On May 5, 2017, Iowa Governor Terry Branstad signed into law a bill that reforms medical malpractice laws in Iowa.

Iowa Code § 147.136A will set a limit of $250,000 for awards of non-economic damages in negligence cases against health care providers.  Non-economic damages consist of pain, suffering, inconvenience, physical impairment, mental anguish, emotional pain and suffering, loss of chance, loss of consortium, or any other non-pecuniary damages.  Non-economic damages do not include any damages for medical expenses incurred. This new cap has numerous exceptions, however.  The $250,000 limit will not apply if a jury determines that the plaintiff suffered a substantial or permanent loss or impairment of a bodily function, substantial disfigurement, or death.  Furthermore, this limitation does not apply if the defendant acted with actual malice rather than negligence.
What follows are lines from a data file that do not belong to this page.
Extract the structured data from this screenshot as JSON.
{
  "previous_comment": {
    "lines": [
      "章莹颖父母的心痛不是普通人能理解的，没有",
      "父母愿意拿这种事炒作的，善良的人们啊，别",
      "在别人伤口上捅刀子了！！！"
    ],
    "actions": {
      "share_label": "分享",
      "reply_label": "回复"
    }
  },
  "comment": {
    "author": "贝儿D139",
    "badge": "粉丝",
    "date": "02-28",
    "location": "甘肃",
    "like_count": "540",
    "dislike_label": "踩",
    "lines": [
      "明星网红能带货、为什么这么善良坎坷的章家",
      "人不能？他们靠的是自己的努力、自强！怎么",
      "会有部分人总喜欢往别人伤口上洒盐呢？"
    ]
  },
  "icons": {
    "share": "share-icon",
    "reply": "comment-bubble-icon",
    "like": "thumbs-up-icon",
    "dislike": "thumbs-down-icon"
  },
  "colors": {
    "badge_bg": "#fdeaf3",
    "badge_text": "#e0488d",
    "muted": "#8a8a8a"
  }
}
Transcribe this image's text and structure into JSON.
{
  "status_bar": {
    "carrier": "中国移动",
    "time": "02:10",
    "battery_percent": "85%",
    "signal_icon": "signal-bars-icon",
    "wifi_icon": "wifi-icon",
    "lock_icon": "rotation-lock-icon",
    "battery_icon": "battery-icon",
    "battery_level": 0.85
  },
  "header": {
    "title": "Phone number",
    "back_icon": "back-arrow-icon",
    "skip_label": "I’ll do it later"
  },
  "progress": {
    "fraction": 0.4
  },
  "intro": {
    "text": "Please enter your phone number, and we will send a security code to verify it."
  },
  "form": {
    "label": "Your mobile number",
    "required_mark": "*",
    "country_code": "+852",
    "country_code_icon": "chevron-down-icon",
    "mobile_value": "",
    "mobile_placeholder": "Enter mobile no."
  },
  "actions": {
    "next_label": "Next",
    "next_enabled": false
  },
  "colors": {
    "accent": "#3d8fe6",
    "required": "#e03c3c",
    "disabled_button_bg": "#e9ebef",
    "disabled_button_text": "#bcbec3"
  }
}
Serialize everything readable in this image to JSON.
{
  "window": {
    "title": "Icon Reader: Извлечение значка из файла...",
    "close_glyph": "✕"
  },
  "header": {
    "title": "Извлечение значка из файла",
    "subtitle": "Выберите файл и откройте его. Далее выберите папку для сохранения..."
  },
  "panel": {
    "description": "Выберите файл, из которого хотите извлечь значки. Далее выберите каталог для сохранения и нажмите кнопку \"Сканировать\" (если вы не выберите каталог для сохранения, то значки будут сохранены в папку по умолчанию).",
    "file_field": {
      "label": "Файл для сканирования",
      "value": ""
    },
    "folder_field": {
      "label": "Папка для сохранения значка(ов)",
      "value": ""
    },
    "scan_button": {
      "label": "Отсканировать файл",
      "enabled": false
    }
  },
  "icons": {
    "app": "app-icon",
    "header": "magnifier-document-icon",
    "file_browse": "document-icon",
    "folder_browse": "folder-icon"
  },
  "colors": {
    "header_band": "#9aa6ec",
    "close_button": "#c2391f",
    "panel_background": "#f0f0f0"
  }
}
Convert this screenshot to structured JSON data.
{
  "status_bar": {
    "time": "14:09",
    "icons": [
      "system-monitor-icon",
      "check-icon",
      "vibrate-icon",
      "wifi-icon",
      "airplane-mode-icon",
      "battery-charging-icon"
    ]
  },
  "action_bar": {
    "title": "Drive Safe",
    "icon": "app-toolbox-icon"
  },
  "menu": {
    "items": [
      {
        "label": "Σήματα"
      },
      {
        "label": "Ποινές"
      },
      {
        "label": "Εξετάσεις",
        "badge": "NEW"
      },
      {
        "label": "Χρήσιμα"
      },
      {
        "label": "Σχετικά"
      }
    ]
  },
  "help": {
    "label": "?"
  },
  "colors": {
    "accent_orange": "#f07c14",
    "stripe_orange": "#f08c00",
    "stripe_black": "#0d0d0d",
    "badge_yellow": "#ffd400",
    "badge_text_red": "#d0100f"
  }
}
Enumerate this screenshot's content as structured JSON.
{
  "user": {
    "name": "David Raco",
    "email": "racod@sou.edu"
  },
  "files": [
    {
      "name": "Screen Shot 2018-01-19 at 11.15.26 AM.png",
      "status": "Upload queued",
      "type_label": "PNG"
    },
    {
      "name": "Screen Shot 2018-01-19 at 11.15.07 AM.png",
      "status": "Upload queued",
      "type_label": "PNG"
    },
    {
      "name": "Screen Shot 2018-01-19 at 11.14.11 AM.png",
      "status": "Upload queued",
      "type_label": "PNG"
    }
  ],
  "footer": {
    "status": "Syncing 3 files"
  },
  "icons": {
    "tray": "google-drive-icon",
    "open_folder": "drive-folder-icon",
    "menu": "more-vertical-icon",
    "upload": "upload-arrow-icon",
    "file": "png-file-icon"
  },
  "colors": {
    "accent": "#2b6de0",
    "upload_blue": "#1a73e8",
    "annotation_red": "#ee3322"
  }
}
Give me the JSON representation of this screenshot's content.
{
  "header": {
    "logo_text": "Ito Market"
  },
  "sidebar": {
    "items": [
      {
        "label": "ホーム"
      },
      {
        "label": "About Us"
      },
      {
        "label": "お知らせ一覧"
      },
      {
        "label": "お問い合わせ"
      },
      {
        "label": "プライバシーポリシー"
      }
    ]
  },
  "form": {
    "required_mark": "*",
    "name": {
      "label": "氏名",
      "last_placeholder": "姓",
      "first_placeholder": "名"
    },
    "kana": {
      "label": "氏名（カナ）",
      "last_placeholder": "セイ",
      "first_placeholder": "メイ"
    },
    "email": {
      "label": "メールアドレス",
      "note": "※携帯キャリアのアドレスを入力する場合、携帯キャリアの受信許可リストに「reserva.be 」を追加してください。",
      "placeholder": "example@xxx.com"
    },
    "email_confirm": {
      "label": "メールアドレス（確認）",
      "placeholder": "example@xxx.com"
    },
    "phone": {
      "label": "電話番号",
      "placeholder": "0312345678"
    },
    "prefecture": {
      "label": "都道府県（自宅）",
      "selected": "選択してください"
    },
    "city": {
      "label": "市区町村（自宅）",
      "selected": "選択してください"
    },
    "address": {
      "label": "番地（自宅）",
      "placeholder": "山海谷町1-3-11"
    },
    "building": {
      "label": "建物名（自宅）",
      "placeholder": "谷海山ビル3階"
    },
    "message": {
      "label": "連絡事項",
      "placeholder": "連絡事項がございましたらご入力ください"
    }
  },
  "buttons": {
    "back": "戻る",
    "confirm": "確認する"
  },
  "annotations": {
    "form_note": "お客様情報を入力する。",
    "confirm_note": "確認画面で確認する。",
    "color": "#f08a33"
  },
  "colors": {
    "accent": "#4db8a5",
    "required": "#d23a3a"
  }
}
In newly amended Iowa Code § 147.139, Iowa's new medical malpractice reform law also changes the qualifications for expert testimony.  To testify about the standard of care, an expert must now be licensed to practice in the same or a substantially similar field as the defendant.  Prior to this reform, courts allowed physicians with a different specialty, or even non-physicians, to give opinion on the standard of care for a defendant.  Now, if the defendant is board certified in a specialty, an expert witness must be board certified in the same or substantially similar specialty.  The new law also adds several requirements for the licensing status and practice experience a person must have to qualify as an expert witness.    

Finally, Iowa's new medical malpractice reform law now requires a plaintiff to obtain a certificate of merit before the case proceeds to discovery.  Iowa Code § 147.140 requires that the plaintiff must provide an affidavit, signed by a qualified expert who is familiar with the case, stating that the defendant breached the standard of care.  The certificate requirement is designed to prevent frivolous actions from being litigated, and brings Iowa law into line with states like Illinois, which requires a certificate of merit at the start of any medical malpractice case. 

Bozeman, Neighbour, Patton & Noe, LLP, litigates medical malpractice cases in both Iowa and Illinois. For assistance with any of these matters, please contact our experienced Civil Litigation attorneys.